Cuethink is a free web application which uses George Polyas 4 phase problem solving technique to teach Maths to students effectively. Teachers can write problems or import them. Students have to solve the problems following a 4 step approach where they have to show how they dealt the problem and write the estimated answer. This whole process is recorded as a ‘Thinklet’ which can be reviewed by the teacher and the student’s peers. Annotations on the Thinklet video can give the students feedback and boost their morale in the problem solving domain.
This 4-step technique helps teachers understand how a student thinks. This is much better than wondering what went wrong when teachers only pay attention at the student’s wrong answer. Teachers can backtrack each move of the student. This tells them exactly where the student misunderstood the question and can help overcome that deviation efficiently.
For a more traditional approach to teach Maths and Science to students, you can check out Expii. Expii focuses on more than one explanation for a question. This helps students with different approaches understand the problem effectively.
So let’s take a better look at what Cuethink can do.
How to Use Cuethink to Teach Maths to Students:
Cuethink is easy to use even if it looks a bit complex. You can log in using a student account or a teacher’s account. Since teachers can create mathematical problems and review them as students, let’s check out Cuethink using a teacher’s account.

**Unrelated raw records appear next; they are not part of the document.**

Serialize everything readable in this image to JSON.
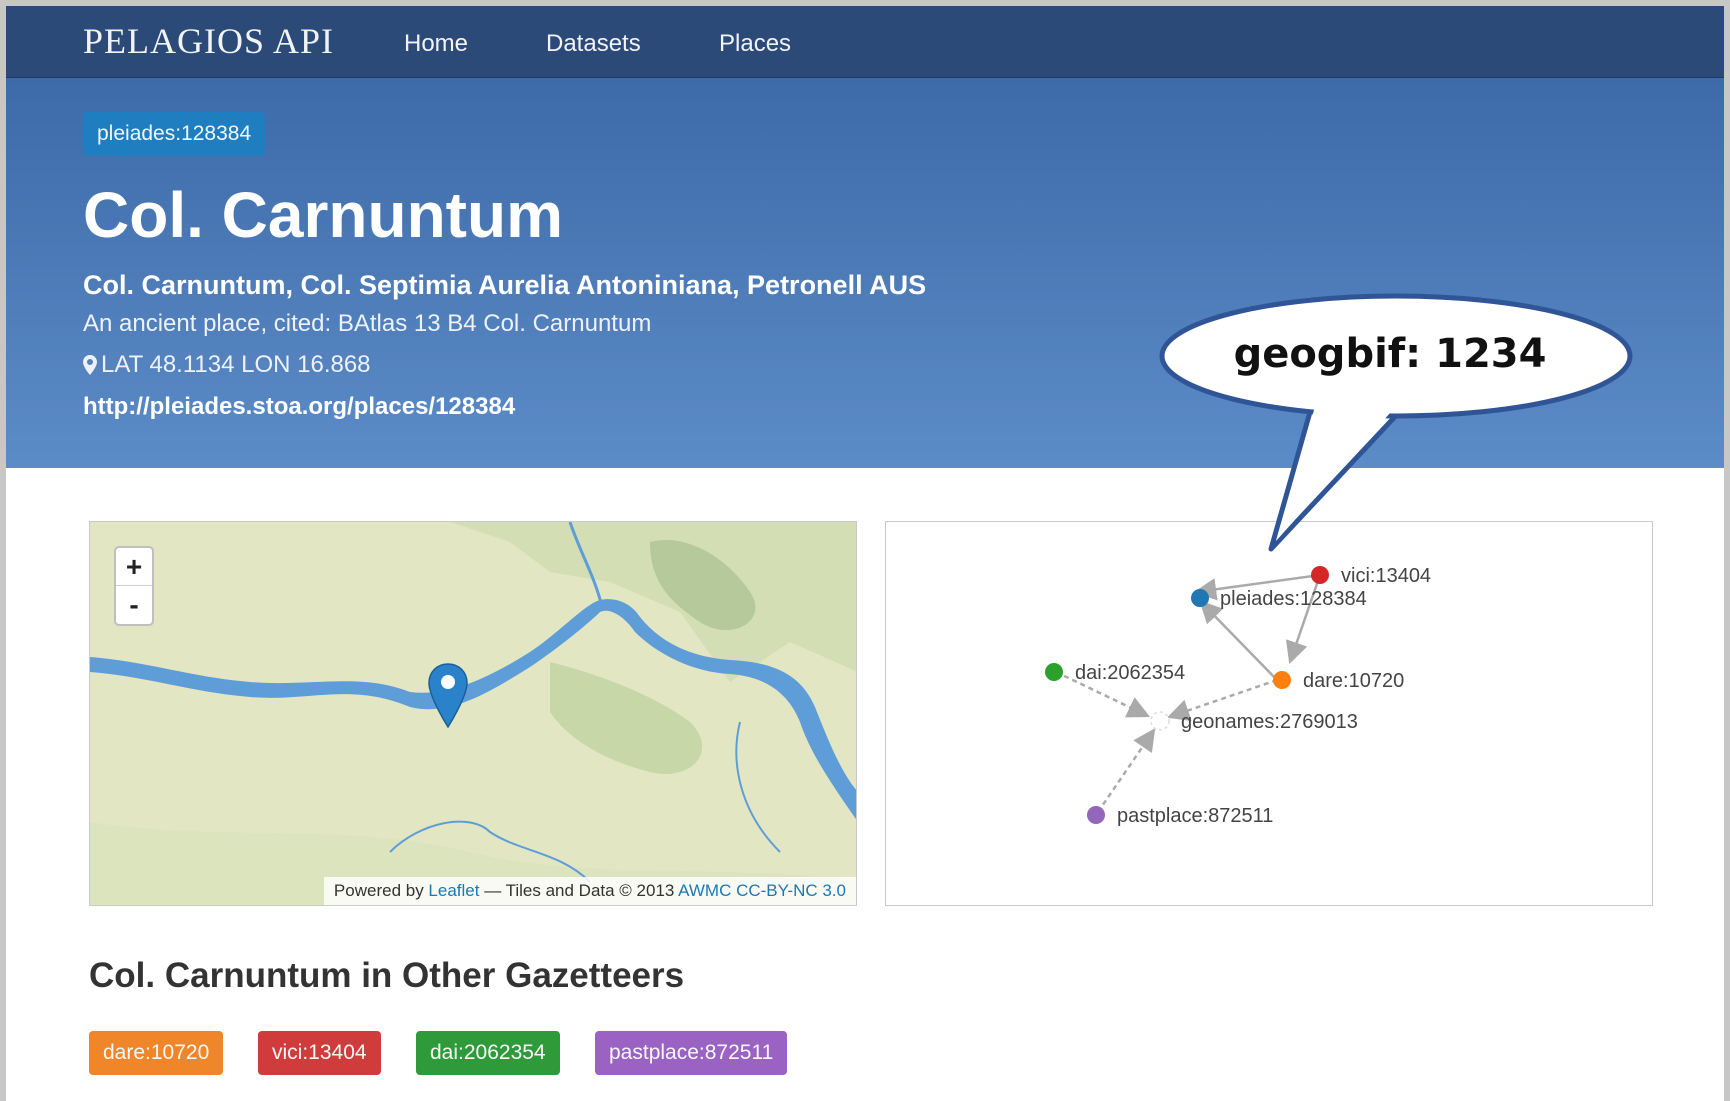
{
  "nav": {
    "brand": "PELAGIOS API",
    "links": [
      "Home",
      "Datasets",
      "Places"
    ]
  },
  "place": {
    "id_badge": "pleiades:128384",
    "title": "Col. Carnuntum",
    "alt_names": "Col. Carnuntum, Col. Septimia Aurelia Antoniniana, Petronell AUS",
    "description": "An ancient place, cited: BAtlas 13 B4 Col. Carnuntum",
    "coords": "LAT 48.1134 LON 16.868",
    "uri": "http://pleiades.stoa.org/places/128384"
  },
  "callout": {
    "text": "geogbif: 1234"
  },
  "map": {
    "zoom_in": "+",
    "zoom_out": "-",
    "attribution_prefix": "Powered by ",
    "attribution_leaflet": "Leaflet",
    "attribution_middle": " — Tiles and Data © 2013 ",
    "attribution_license": "AWMC CC-BY-NC 3.0",
    "marker_icon": "map-marker-icon"
  },
  "graph": {
    "nodes": [
      {
        "label": "vici:13404",
        "color": "#d62728"
      },
      {
        "label": "pleiades:128384",
        "color": "#1f77b4"
      },
      {
        "label": "dai:2062354",
        "color": "#2ca02c"
      },
      {
        "label": "dare:10720",
        "color": "#ff7f0e"
      },
      {
        "label": "geonames:2769013",
        "color": "#ffffff"
      },
      {
        "label": "pastplace:872511",
        "color": "#9467bd"
      }
    ]
  },
  "gazetteers": {
    "title": "Col. Carnuntum in Other Gazetteers",
    "tags": [
      {
        "label": "dare:10720",
        "color": "#f0862a"
      },
      {
        "label": "vici:13404",
        "color": "#d03b3b"
      },
      {
        "label": "dai:2062354",
        "color": "#2e9a3a"
      },
      {
        "label": "pastplace:872511",
        "color": "#9a62c2"
      }
    ]
  }
}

When you start as a teacher, you’ll have to choose the grade of the class you are teaching and subsequently name it. A class code will be generated which will allow students to join your class. You will start with Student Mode but I suggest you switch it to Educator Mode by clicking the purple button on the top left.
There is a panel on the left where you can create mathematical problems which can be shared among Cuethink users, create assignment and manage classes. To create shared content, click on ‘Create New‘ under Content. Choose the class, source of the question, topic of the question and the common core state standards. On the next page, you can add the question, format it, add images and even add a checklist to help the students.

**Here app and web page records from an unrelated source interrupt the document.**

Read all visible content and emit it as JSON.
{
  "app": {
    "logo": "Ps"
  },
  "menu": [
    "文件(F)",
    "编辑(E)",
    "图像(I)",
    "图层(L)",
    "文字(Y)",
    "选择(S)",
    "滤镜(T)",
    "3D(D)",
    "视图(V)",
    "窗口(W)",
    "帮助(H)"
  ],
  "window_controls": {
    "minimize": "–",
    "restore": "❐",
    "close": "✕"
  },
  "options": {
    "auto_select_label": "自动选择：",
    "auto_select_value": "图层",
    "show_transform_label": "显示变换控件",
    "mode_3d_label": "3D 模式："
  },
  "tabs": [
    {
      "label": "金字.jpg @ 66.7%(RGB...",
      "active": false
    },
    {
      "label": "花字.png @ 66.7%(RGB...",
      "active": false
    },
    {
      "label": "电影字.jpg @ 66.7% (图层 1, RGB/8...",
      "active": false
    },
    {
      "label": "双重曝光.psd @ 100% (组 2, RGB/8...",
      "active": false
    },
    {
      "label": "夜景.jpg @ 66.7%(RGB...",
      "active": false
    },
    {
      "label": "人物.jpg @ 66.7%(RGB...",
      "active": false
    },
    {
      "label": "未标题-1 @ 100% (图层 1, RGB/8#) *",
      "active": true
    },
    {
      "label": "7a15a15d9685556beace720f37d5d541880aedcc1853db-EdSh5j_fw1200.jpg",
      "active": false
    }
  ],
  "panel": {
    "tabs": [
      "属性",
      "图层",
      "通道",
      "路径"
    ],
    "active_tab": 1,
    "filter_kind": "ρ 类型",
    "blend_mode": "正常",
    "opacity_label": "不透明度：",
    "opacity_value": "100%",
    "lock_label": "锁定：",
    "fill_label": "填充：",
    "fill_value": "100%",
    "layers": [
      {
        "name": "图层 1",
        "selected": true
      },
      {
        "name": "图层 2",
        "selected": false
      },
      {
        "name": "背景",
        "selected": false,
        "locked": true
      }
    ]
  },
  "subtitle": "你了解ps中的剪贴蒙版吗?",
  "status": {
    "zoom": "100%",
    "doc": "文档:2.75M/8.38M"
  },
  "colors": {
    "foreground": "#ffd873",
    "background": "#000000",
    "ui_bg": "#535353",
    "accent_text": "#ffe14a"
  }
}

You can add the created content on the Assignment page or create a new assignment just like you created a shared content.

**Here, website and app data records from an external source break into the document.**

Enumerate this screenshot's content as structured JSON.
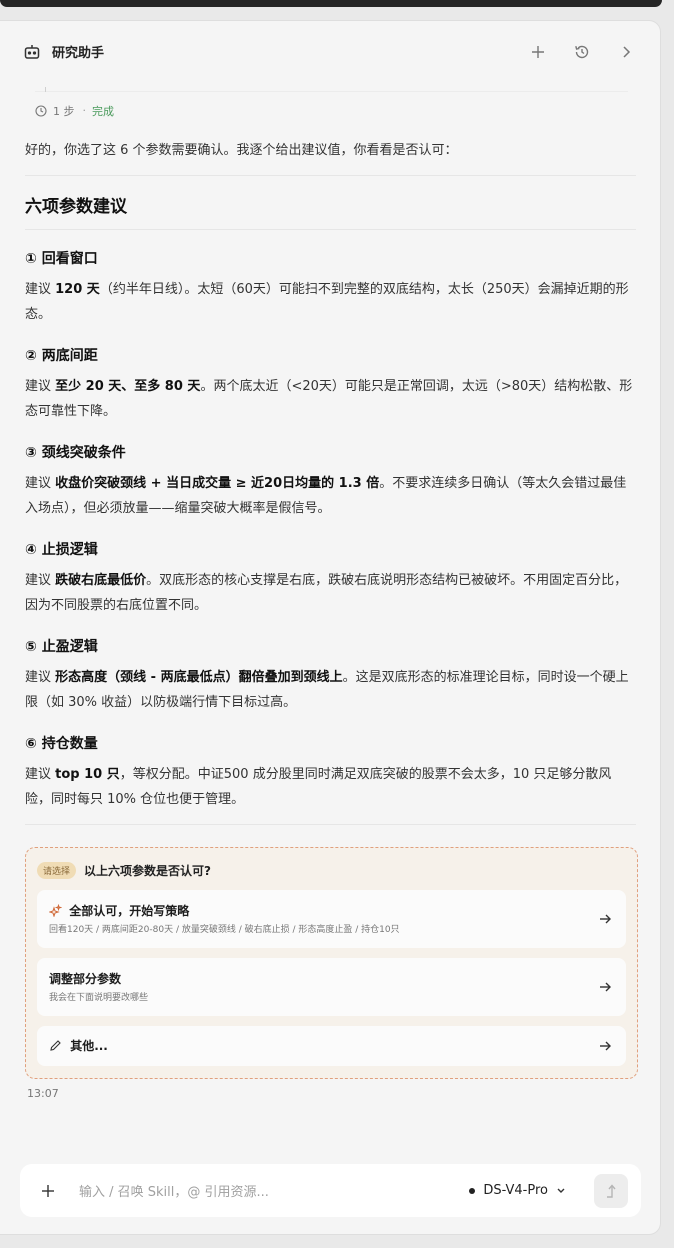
{
  "header": {
    "title": "研究助手",
    "icons": [
      "robot-icon",
      "plus-icon",
      "history-icon",
      "chevron-right-icon"
    ]
  },
  "step": {
    "count_label": "1 步",
    "separator": "·",
    "status": "完成"
  },
  "message": {
    "intro": "好的，你选了这 6 个参数需要确认。我逐个给出建议值，你看看是否认可：",
    "heading": "六项参数建议",
    "items": [
      {
        "title": "① 回看窗口",
        "prefix": "建议 ",
        "bold": "120 天",
        "rest": "（约半年日线）。太短（60天）可能扫不到完整的双底结构，太长（250天）会漏掉近期的形态。"
      },
      {
        "title": "② 两底间距",
        "prefix": "建议 ",
        "bold": "至少 20 天、至多 80 天",
        "rest": "。两个底太近（<20天）可能只是正常回调，太远（>80天）结构松散、形态可靠性下降。"
      },
      {
        "title": "③ 颈线突破条件",
        "prefix": "建议 ",
        "bold": "收盘价突破颈线 + 当日成交量 ≥ 近20日均量的 1.3 倍",
        "rest": "。不要求连续多日确认（等太久会错过最佳入场点），但必须放量——缩量突破大概率是假信号。"
      },
      {
        "title": "④ 止损逻辑",
        "prefix": "建议 ",
        "bold": "跌破右底最低价",
        "rest": "。双底形态的核心支撑是右底，跌破右底说明形态结构已被破坏。不用固定百分比，因为不同股票的右底位置不同。"
      },
      {
        "title": "⑤ 止盈逻辑",
        "prefix": "建议 ",
        "bold": "形态高度（颈线 - 两底最低点）翻倍叠加到颈线上",
        "rest": "。这是双底形态的标准理论目标，同时设一个硬上限（如 30% 收益）以防极端行情下目标过高。"
      },
      {
        "title": "⑥ 持仓数量",
        "prefix": "建议 ",
        "bold": "top 10 只",
        "rest": "，等权分配。中证500 成分股里同时满足双底突破的股票不会太多，10 只足够分散风险，同时每只 10% 仓位也便于管理。"
      }
    ]
  },
  "choice": {
    "badge": "请选择",
    "question": "以上六项参数是否认可?",
    "options": [
      {
        "title": "全部认可，开始写策略",
        "subtitle": "回看120天 / 两底间距20-80天 / 放量突破颈线 / 破右底止损 / 形态高度止盈 / 持仓10只",
        "icon": "sparkle-icon"
      },
      {
        "title": "调整部分参数",
        "subtitle": "我会在下面说明要改哪些",
        "icon": ""
      },
      {
        "title": "其他...",
        "subtitle": "",
        "icon": "pencil-icon"
      }
    ]
  },
  "timestamp": "13:07",
  "composer": {
    "placeholder": "输入 / 召唤 Skill，@ 引用资源...",
    "model": "DS-V4-Pro"
  }
}
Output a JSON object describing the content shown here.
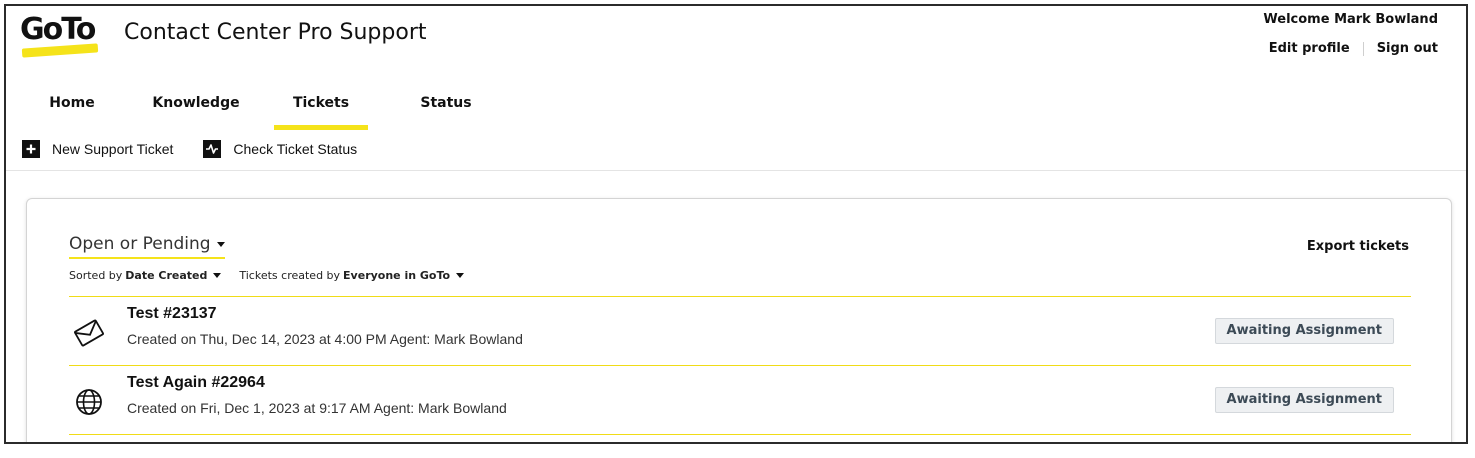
{
  "header": {
    "logo_text": "GoTo",
    "site_title": "Contact Center Pro Support",
    "welcome": "Welcome Mark Bowland",
    "edit_profile": "Edit profile",
    "sign_out": "Sign out"
  },
  "nav": {
    "items": [
      {
        "label": "Home"
      },
      {
        "label": "Knowledge"
      },
      {
        "label": "Tickets",
        "active": true
      },
      {
        "label": "Status"
      }
    ]
  },
  "subnav": {
    "new_ticket": "New Support Ticket",
    "check_status": "Check Ticket Status"
  },
  "tickets_panel": {
    "filter": "Open or Pending",
    "sorted_by_prefix": "Sorted by",
    "sorted_by_value": "Date Created",
    "created_by_prefix": "Tickets created by",
    "created_by_value": "Everyone in GoTo",
    "export_label": "Export tickets",
    "tickets": [
      {
        "icon": "envelope-icon",
        "title": "Test #23137",
        "meta": "Created on Thu, Dec 14, 2023 at 4:00 PM Agent: Mark Bowland",
        "status": "Awaiting Assignment"
      },
      {
        "icon": "globe-icon",
        "title": "Test Again #22964",
        "meta": "Created on Fri, Dec 1, 2023 at 9:17 AM Agent: Mark Bowland",
        "status": "Awaiting Assignment"
      }
    ]
  },
  "colors": {
    "accent_yellow": "#f5e31a",
    "badge_bg": "#eef0f2",
    "text_dark": "#111111"
  }
}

How Cuethink helps Students in Solving Math Problems
As mentioned earlier there are 4 phases of problems solving in Cuethink. These are: Understand, Plan, Solve and Review.
During the Understand phase, students can highlight the question to focus better. Students will have to tell the teacher what they notice about the question and how they will approach it with their critical thinking. Consequently, students have to write the calculated answer.
On the next phase ‘Plan’, students have select what strategy they used to solve the problem. They can explain how they approached the question in the text box provided. Moreover, they can illustrate and solve the question in the next phase called ‘Solve’. Students can record how they solved the question so teachers can review the students’ methods in the Review tab.
Cuethink is way different than other educational web application since it focuses more on how a student thinks rather than analyzing his final answer. The application could have been designed better. For example, placing the estimated answer on ‘Solve’ rather than ‘Understand’ wouldn’t have students rush to find the answer before analyzing their approach. However, I find Cuethink to be an awesome concept and that is why I give it 5 stars.
Try Cuethink here.